Each year Pantone reveals its Color of the Year, a prediction of which color it thinks will be particularly significant in the months to come. Last year it was Tangerine Tango, which I don't recall being particularly pervasive, while this year it's Emerald. So how does this oracular pronouncement come to be?
Sure, times are still tough and the forces of neoliberal capitalism continue to run roughshod over the planet. But is that any reason to despair? I should say not. After all, the good guys are still out there beavering away on projects of benefit to the common good. Case in point is The Noun Project, which is dedicated to "building a global visual language that everyone can understand."
A popular terrestrial TV channel / network here in the UK with a blunder of a rebrand. I'm not sure how this got the all clear for public consumption, but it did and it really does suck. I'm sure you'll agree. It reminds me of the rebrand of the 'Abbey' high street bank - which they actually u-turned on. I'll post examples if i can find them...
That's the question you might well ask yourself, after perusing the clip below. It provides a taste of what's on the DVD accompanying the latest issue of IdN magazine, which includes 96 minutes of work from 27 motion graphics practitioners. Compelling enough but the contents of this issue, devoted to the theme of Character Design, are also of interest, a few spreads of which are included below. The disc and magazine bundle can be purchased on the IdN site for $19.95.
We know Vincent Van Gogh pretty well, thanks to his many self-portraits, but actual photographs of him are rare. In fact, there seems to be just one (shown below) and it's not entirely authenticated. So Lithuanian photographer Tadao Cern's project to create a "what-might-have-been" portrait photo of Van Gogh is not without interest. He shows the process in the clip above.
It's hard to know at this point whether Adobe has just pulled off a brilliant viral marketing move or has simply screwed up. I'm speaking here of the current abillity to freely download the entire Creative Suite 2 from Adobe's site, which almost collapsed from the load once this became known. Admittedly, using software released in 2005 isn't everyone's idea of a good time and in fact you might have trouble running it at all, given the hardware and operating systems for which it was created. But still.

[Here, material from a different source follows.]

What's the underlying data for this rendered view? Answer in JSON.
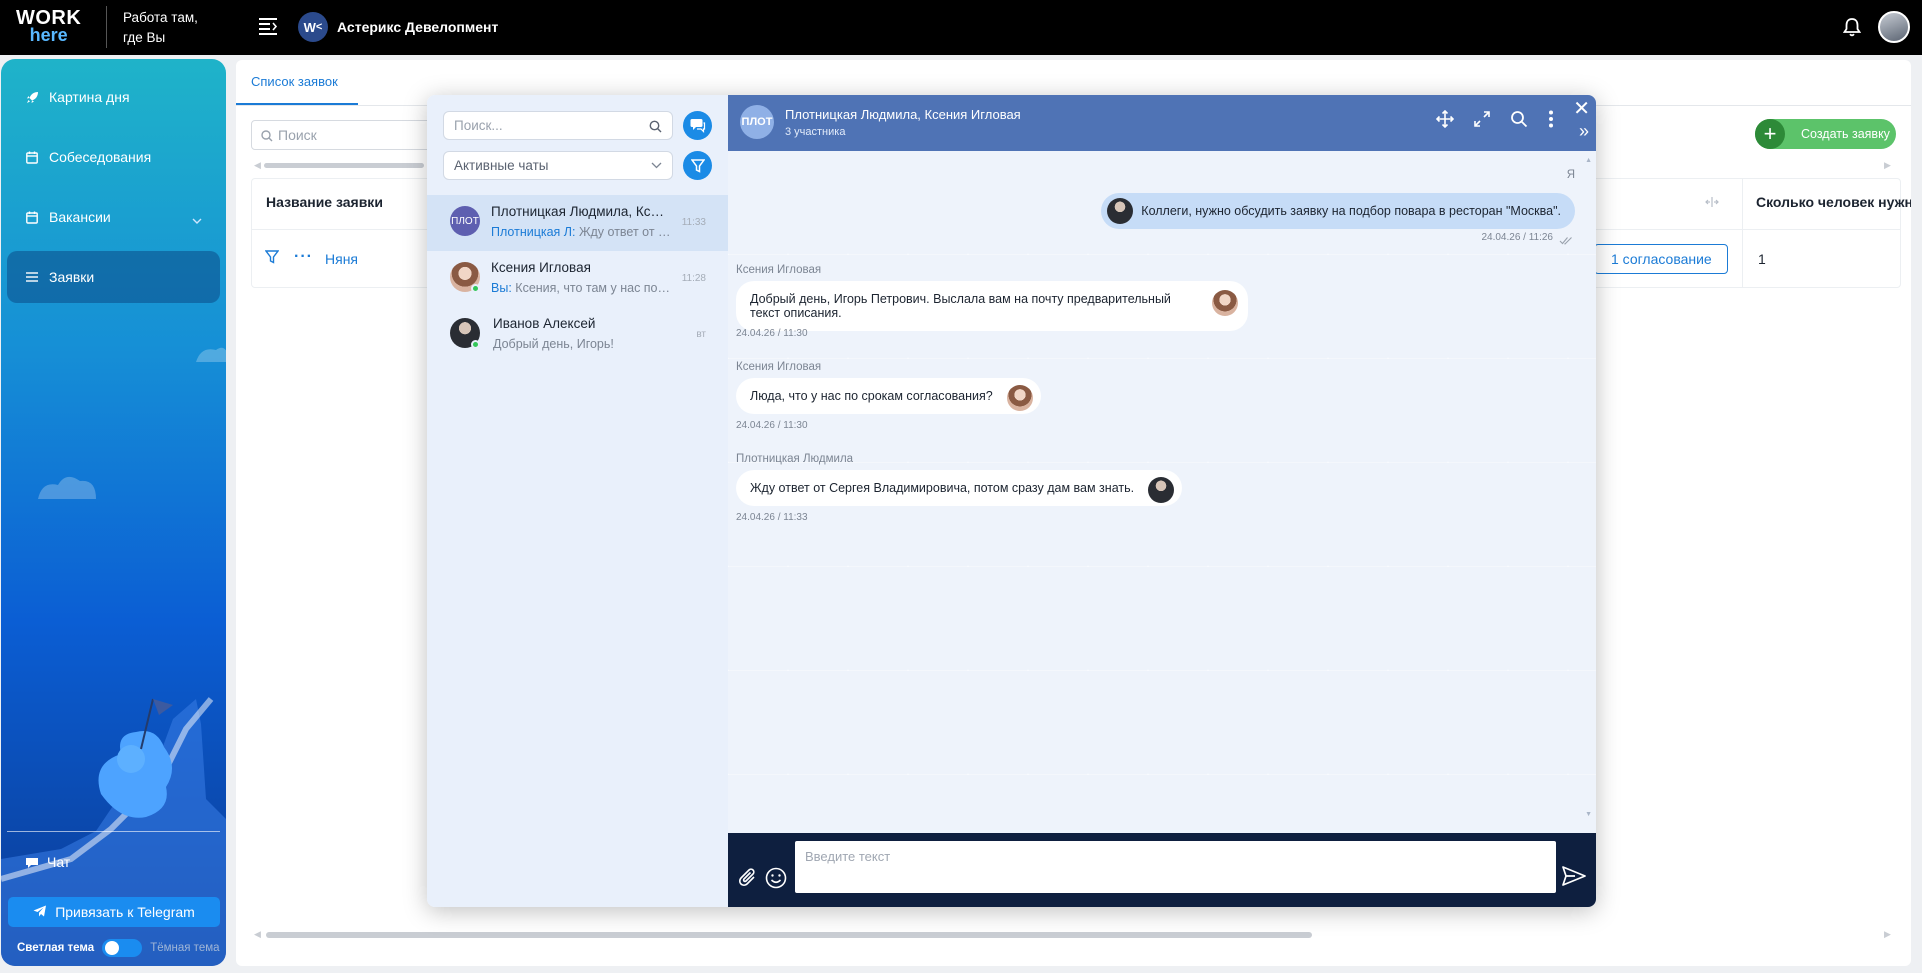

It's certainly an experience familiar to New Yorkers, who live in what serves as the setting for countless movies — that sense of suddenly feeling that your locale is familiar, without quite being able to place it. When in fact you've previously only experienced your current location within a movie. Christopher Moloney had the inspired idea to take photos of locales used in movies in New York and around the world. He then superimposed on them stills from the movies themselves, while right on location, as it were.